Your assignment:
Copy all data exactly. Skip pictures.

Source information:
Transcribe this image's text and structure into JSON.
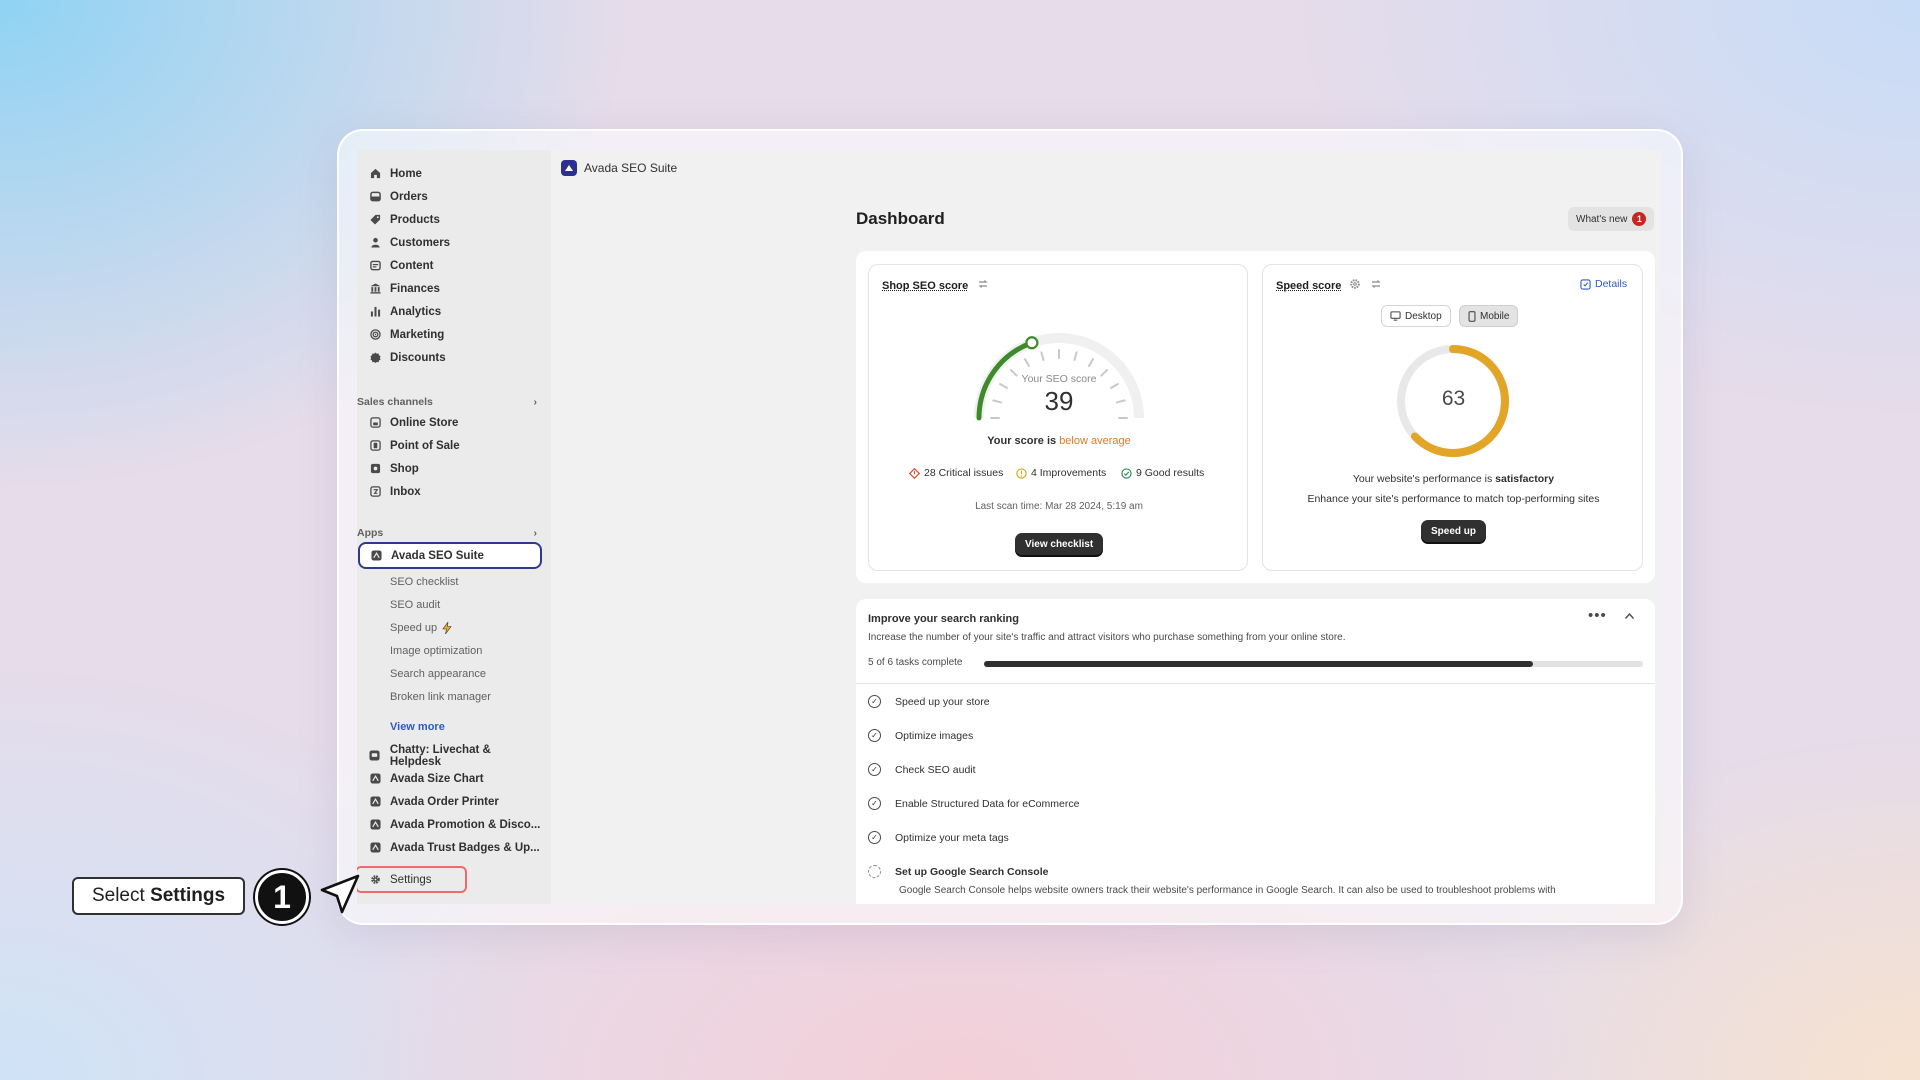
{
  "sidebar": {
    "main_items": [
      {
        "label": "Home",
        "icon": "home-icon"
      },
      {
        "label": "Orders",
        "icon": "orders-icon"
      },
      {
        "label": "Products",
        "icon": "tag-icon"
      },
      {
        "label": "Customers",
        "icon": "person-icon"
      },
      {
        "label": "Content",
        "icon": "content-icon"
      },
      {
        "label": "Finances",
        "icon": "bank-icon"
      },
      {
        "label": "Analytics",
        "icon": "chart-icon"
      },
      {
        "label": "Marketing",
        "icon": "target-icon"
      },
      {
        "label": "Discounts",
        "icon": "discount-icon"
      }
    ],
    "sales_channels_label": "Sales channels",
    "sales_channels": [
      {
        "label": "Online Store"
      },
      {
        "label": "Point of Sale"
      },
      {
        "label": "Shop"
      },
      {
        "label": "Inbox"
      }
    ],
    "apps_label": "Apps",
    "active_app": "Avada SEO Suite",
    "sub_items": [
      "SEO checklist",
      "SEO audit",
      "Speed up",
      "Image optimization",
      "Search appearance",
      "Broken link manager"
    ],
    "view_more": "View more",
    "other_apps": [
      "Chatty: Livechat & Helpdesk",
      "Avada Size Chart",
      "Avada Order Printer",
      "Avada Promotion & Disco...",
      "Avada Trust Badges & Up..."
    ],
    "settings": "Settings"
  },
  "topbar": {
    "app_name": "Avada SEO Suite"
  },
  "dashboard": {
    "title": "Dashboard",
    "whats_new": "What's new",
    "whats_new_count": "1",
    "seo": {
      "title": "Shop SEO score",
      "gauge_label": "Your SEO score",
      "score": "39",
      "score_value": 39,
      "score_text_prefix": "Your score is",
      "score_text_status": "below average",
      "critical": "28 Critical issues",
      "improvements": "4 Improvements",
      "good": "9 Good results",
      "last_scan": "Last scan time: Mar 28 2024, 5:19 am",
      "button": "View checklist"
    },
    "speed": {
      "title": "Speed score",
      "details": "Details",
      "desktop": "Desktop",
      "mobile": "Mobile",
      "score": "63",
      "score_value": 63,
      "perf_prefix": "Your website's performance is",
      "perf_status": "satisfactory",
      "enhance": "Enhance your site's performance to match top-performing sites",
      "button": "Speed up",
      "ring_color": "#e2a528"
    },
    "improve": {
      "title": "Improve your search ranking",
      "desc": "Increase the number of your site's traffic and attract visitors who purchase something from your online store.",
      "progress_text": "5 of 6 tasks complete",
      "progress_fraction": 0.833,
      "tasks": [
        "Speed up your store",
        "Optimize images",
        "Check SEO audit",
        "Enable Structured Data for eCommerce",
        "Optimize your meta tags"
      ],
      "pending_task": "Set up Google Search Console",
      "pending_desc": "Google Search Console helps website owners track their website's performance in Google Search. It can also be used to troubleshoot problems with"
    }
  },
  "callout": {
    "prefix": "Select",
    "bold": "Settings",
    "step": "1"
  },
  "colors": {
    "accent": "#2f3a8f",
    "highlight": "#ef6b6b",
    "warning": "#e07a26",
    "gauge_green": "#3f8a2a"
  }
}
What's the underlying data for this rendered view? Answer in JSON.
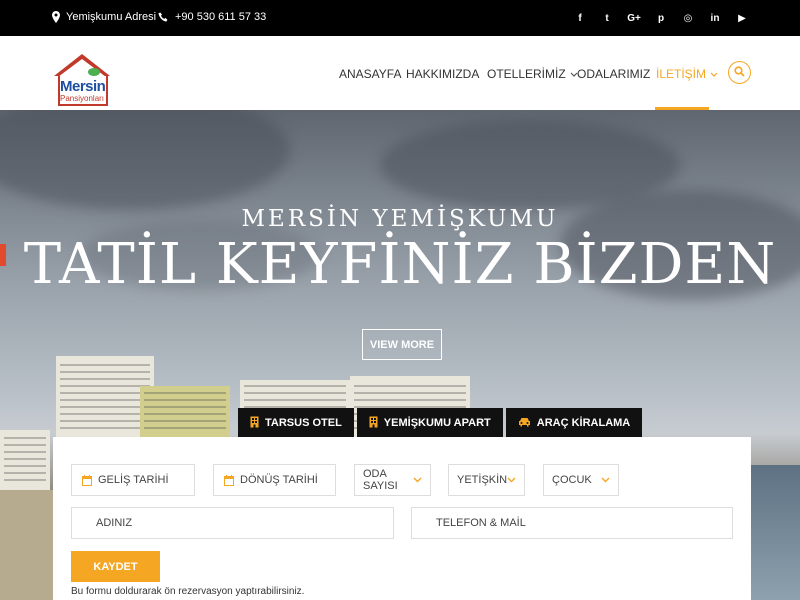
{
  "topbar": {
    "address": "Yemişkumu Adresi",
    "phone": "+90 530 611 57 33",
    "social": [
      {
        "icon": "facebook-icon",
        "glyph": "f"
      },
      {
        "icon": "twitter-icon",
        "glyph": "t"
      },
      {
        "icon": "google-plus-icon",
        "glyph": "G+"
      },
      {
        "icon": "pinterest-icon",
        "glyph": "p"
      },
      {
        "icon": "instagram-icon",
        "glyph": "◎"
      },
      {
        "icon": "linkedin-icon",
        "glyph": "in"
      },
      {
        "icon": "youtube-icon",
        "glyph": "▶"
      }
    ]
  },
  "logo": {
    "line1": "Mersin",
    "line2": "Pansiyonları"
  },
  "menu": [
    {
      "label": "ANASAYFA",
      "dropdown": false,
      "active": false
    },
    {
      "label": "HAKKIMIZDA",
      "dropdown": false,
      "active": false
    },
    {
      "label": "OTELLERİMİZ",
      "dropdown": true,
      "active": false
    },
    {
      "label": "ODALARIMIZ",
      "dropdown": false,
      "active": false
    },
    {
      "label": "İLETİŞİM",
      "dropdown": true,
      "active": true
    }
  ],
  "hero": {
    "subtitle": "MERSİN YEMİŞKUMU",
    "title": "TATİL KEYFİNİZ BİZDEN",
    "button": "VIEW MORE"
  },
  "tabs": [
    {
      "label": "TARSUS OTEL",
      "icon": "hotel-icon"
    },
    {
      "label": "YEMİŞKUMU APART",
      "icon": "building-icon"
    },
    {
      "label": "ARAÇ KİRALAMA",
      "icon": "car-icon"
    }
  ],
  "form": {
    "checkin": "GELİŞ TARİHİ",
    "checkout": "DÖNÜŞ TARİHİ",
    "rooms": "ODA SAYISI",
    "adults": "YETİŞKİN",
    "children": "ÇOCUK",
    "name": "ADINIZ",
    "contact": "TELEFON & MAİL",
    "submit": "KAYDET",
    "note": "Bu formu doldurarak ön rezervasyon yaptırabilirsiniz."
  },
  "colors": {
    "accent": "#f5a623",
    "topbar": "#000000",
    "tabs": "#111111"
  }
}
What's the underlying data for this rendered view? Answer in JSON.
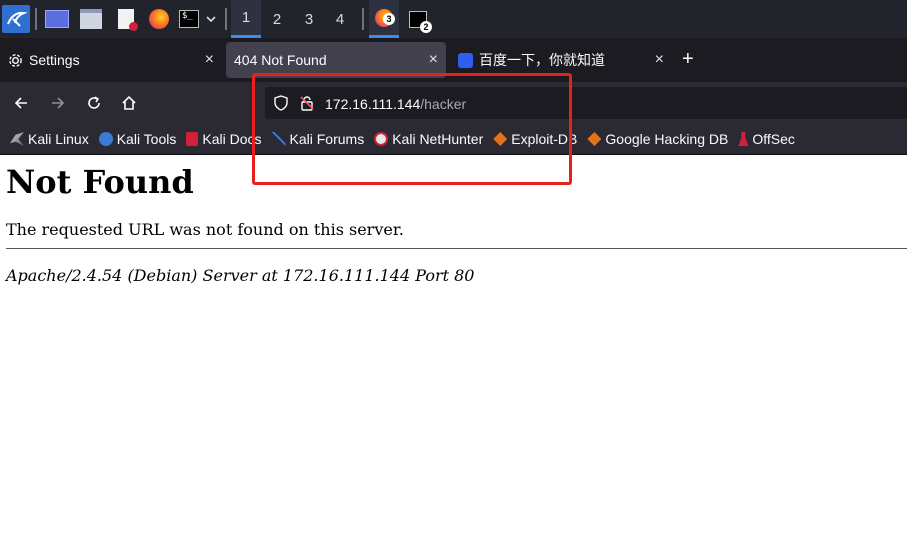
{
  "taskbar": {
    "workspaces": [
      "1",
      "2",
      "3",
      "4"
    ],
    "active_workspace": "1",
    "firefox_badge": "3",
    "terminal_badge": "2"
  },
  "tabs": [
    {
      "label": "Settings",
      "icon": "gear-icon"
    },
    {
      "label": "404 Not Found",
      "active": true
    },
    {
      "label": "百度一下，你就知道",
      "icon": "baidu-paw-icon"
    }
  ],
  "url": {
    "host": "172.16.111.144",
    "path": "/hacker"
  },
  "bookmarks": [
    {
      "label": "Kali Linux",
      "icon": "kali-dragon-icon"
    },
    {
      "label": "Kali Tools",
      "icon": "kali-tools-icon"
    },
    {
      "label": "Kali Docs",
      "icon": "kali-docs-icon"
    },
    {
      "label": "Kali Forums",
      "icon": "kali-forums-icon"
    },
    {
      "label": "Kali NetHunter",
      "icon": "nethunter-icon"
    },
    {
      "label": "Exploit-DB",
      "icon": "exploit-db-icon"
    },
    {
      "label": "Google Hacking DB",
      "icon": "ghdb-icon"
    },
    {
      "label": "OffSec",
      "icon": "offsec-icon"
    }
  ],
  "page": {
    "heading": "Not Found",
    "message": "The requested URL was not found on this server.",
    "signature": "Apache/2.4.54 (Debian) Server at 172.16.111.144 Port 80"
  },
  "colors": {
    "highlight_box": "#e8201e",
    "taskbar_bg": "#22242c",
    "tab_active_bg": "#42414d",
    "accent": "#3a8ee6"
  }
}
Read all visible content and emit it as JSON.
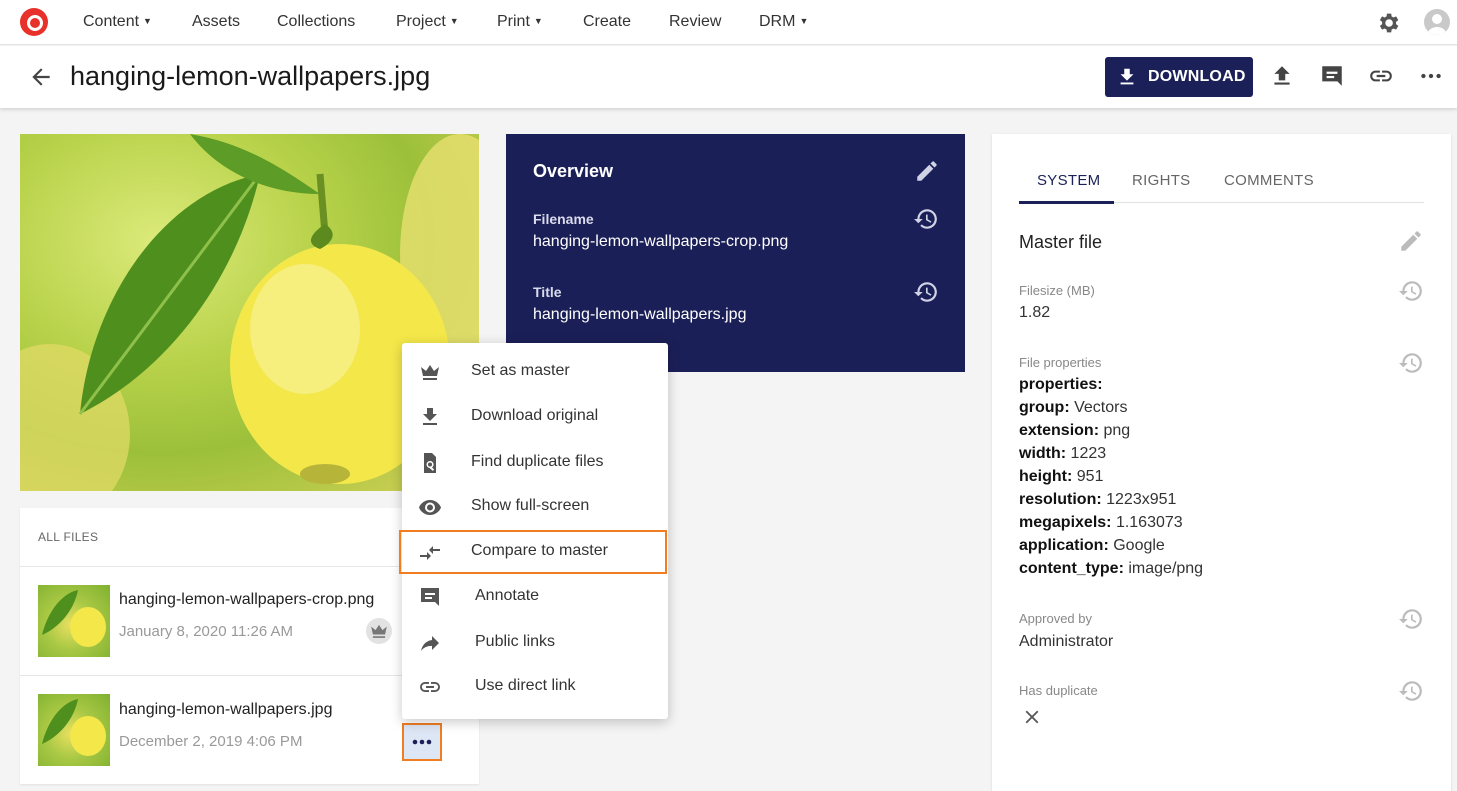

Completed exercise:
Transcribe this image's text and structure into JSON.
{
  "sidebar": {
    "main_items": [
      {
        "label": "Home",
        "icon": "home-icon"
      },
      {
        "label": "Orders",
        "icon": "orders-icon"
      },
      {
        "label": "Products",
        "icon": "tag-icon"
      },
      {
        "label": "Customers",
        "icon": "person-icon"
      },
      {
        "label": "Content",
        "icon": "content-icon"
      },
      {
        "label": "Finances",
        "icon": "bank-icon"
      },
      {
        "label": "Analytics",
        "icon": "chart-icon"
      },
      {
        "label": "Marketing",
        "icon": "target-icon"
      },
      {
        "label": "Discounts",
        "icon": "discount-icon"
      }
    ],
    "sales_channels_label": "Sales channels",
    "sales_channels": [
      {
        "label": "Online Store"
      },
      {
        "label": "Point of Sale"
      },
      {
        "label": "Shop"
      },
      {
        "label": "Inbox"
      }
    ],
    "apps_label": "Apps",
    "active_app": "Avada SEO Suite",
    "sub_items": [
      "SEO checklist",
      "SEO audit",
      "Speed up",
      "Image optimization",
      "Search appearance",
      "Broken link manager"
    ],
    "view_more": "View more",
    "other_apps": [
      "Chatty: Livechat & Helpdesk",
      "Avada Size Chart",
      "Avada Order Printer",
      "Avada Promotion & Disco...",
      "Avada Trust Badges & Up..."
    ],
    "settings": "Settings"
  },
  "topbar": {
    "app_name": "Avada SEO Suite"
  },
  "dashboard": {
    "title": "Dashboard",
    "whats_new": "What's new",
    "whats_new_count": "1",
    "seo": {
      "title": "Shop SEO score",
      "gauge_label": "Your SEO score",
      "score": "39",
      "score_value": 39,
      "score_text_prefix": "Your score is",
      "score_text_status": "below average",
      "critical": "28 Critical issues",
      "improvements": "4 Improvements",
      "good": "9 Good results",
      "last_scan": "Last scan time: Mar 28 2024, 5:19 am",
      "button": "View checklist"
    },
    "speed": {
      "title": "Speed score",
      "details": "Details",
      "desktop": "Desktop",
      "mobile": "Mobile",
      "score": "63",
      "score_value": 63,
      "perf_prefix": "Your website's performance is",
      "perf_status": "satisfactory",
      "enhance": "Enhance your site's performance to match top-performing sites",
      "button": "Speed up",
      "ring_color": "#e2a528"
    },
    "improve": {
      "title": "Improve your search ranking",
      "desc": "Increase the number of your site's traffic and attract visitors who purchase something from your online store.",
      "progress_text": "5 of 6 tasks complete",
      "progress_fraction": 0.833,
      "tasks": [
        "Speed up your store",
        "Optimize images",
        "Check SEO audit",
        "Enable Structured Data for eCommerce",
        "Optimize your meta tags"
      ],
      "pending_task": "Set up Google Search Console",
      "pending_desc": "Google Search Console helps website owners track their website's performance in Google Search. It can also be used to troubleshoot problems with"
    }
  },
  "callout": {
    "prefix": "Select",
    "bold": "Settings",
    "step": "1"
  },
  "colors": {
    "accent": "#2f3a8f",
    "highlight": "#ef6b6b",
    "warning": "#e07a26",
    "gauge_green": "#3f8a2a"
  }
}
What's the underlying data for this rendered view? Answer in JSON.
{
  "topbar": {
    "address": "Yemişkumu Adresi",
    "phone": "+90 530 611 57 33",
    "social": [
      {
        "icon": "facebook-icon",
        "glyph": "f"
      },
      {
        "icon": "twitter-icon",
        "glyph": "t"
      },
      {
        "icon": "google-plus-icon",
        "glyph": "G+"
      },
      {
        "icon": "pinterest-icon",
        "glyph": "p"
      },
      {
        "icon": "instagram-icon",
        "glyph": "◎"
      },
      {
        "icon": "linkedin-icon",
        "glyph": "in"
      },
      {
        "icon": "youtube-icon",
        "glyph": "▶"
      }
    ]
  },
  "logo": {
    "line1": "Mersin",
    "line2": "Pansiyonları"
  },
  "menu": [
    {
      "label": "ANASAYFA",
      "dropdown": false,
      "active": false
    },
    {
      "label": "HAKKIMIZDA",
      "dropdown": false,
      "active": false
    },
    {
      "label": "OTELLERİMİZ",
      "dropdown": true,
      "active": false
    },
    {
      "label": "ODALARIMIZ",
      "dropdown": false,
      "active": false
    },
    {
      "label": "İLETİŞİM",
      "dropdown": true,
      "active": true
    }
  ],
  "hero": {
    "subtitle": "MERSİN YEMİŞKUMU",
    "title": "TATİL KEYFİNİZ BİZDEN",
    "button": "VIEW MORE"
  },
  "tabs": [
    {
      "label": "TARSUS OTEL",
      "icon": "hotel-icon"
    },
    {
      "label": "YEMİŞKUMU APART",
      "icon": "building-icon"
    },
    {
      "label": "ARAÇ KİRALAMA",
      "icon": "car-icon"
    }
  ],
  "form": {
    "checkin": "GELİŞ TARİHİ",
    "checkout": "DÖNÜŞ TARİHİ",
    "rooms": "ODA SAYISI",
    "adults": "YETİŞKİN",
    "children": "ÇOCUK",
    "name": "ADINIZ",
    "contact": "TELEFON & MAİL",
    "submit": "KAYDET",
    "note": "Bu formu doldurarak ön rezervasyon yaptırabilirsiniz."
  },
  "colors": {
    "accent": "#f5a623",
    "topbar": "#000000",
    "tabs": "#111111"
  }
}
What's the underlying data for this rendered view? Answer in JSON.
{
  "taskbar": {
    "workspaces": [
      "1",
      "2",
      "3",
      "4"
    ],
    "active_workspace": "1",
    "firefox_badge": "3",
    "terminal_badge": "2"
  },
  "tabs": [
    {
      "label": "Settings",
      "icon": "gear-icon"
    },
    {
      "label": "404 Not Found",
      "active": true
    },
    {
      "label": "百度一下，你就知道",
      "icon": "baidu-paw-icon"
    }
  ],
  "url": {
    "host": "172.16.111.144",
    "path": "/hacker"
  },
  "bookmarks": [
    {
      "label": "Kali Linux",
      "icon": "kali-dragon-icon"
    },
    {
      "label": "Kali Tools",
      "icon": "kali-tools-icon"
    },
    {
      "label": "Kali Docs",
      "icon": "kali-docs-icon"
    },
    {
      "label": "Kali Forums",
      "icon": "kali-forums-icon"
    },
    {
      "label": "Kali NetHunter",
      "icon": "nethunter-icon"
    },
    {
      "label": "Exploit-DB",
      "icon": "exploit-db-icon"
    },
    {
      "label": "Google Hacking DB",
      "icon": "ghdb-icon"
    },
    {
      "label": "OffSec",
      "icon": "offsec-icon"
    }
  ],
  "page": {
    "heading": "Not Found",
    "message": "The requested URL was not found on this server.",
    "signature": "Apache/2.4.54 (Debian) Server at 172.16.111.144 Port 80"
  },
  "colors": {
    "highlight_box": "#e8201e",
    "taskbar_bg": "#22242c",
    "tab_active_bg": "#42414d",
    "accent": "#3a8ee6"
  }
}
Read all visible content and emit it as JSON.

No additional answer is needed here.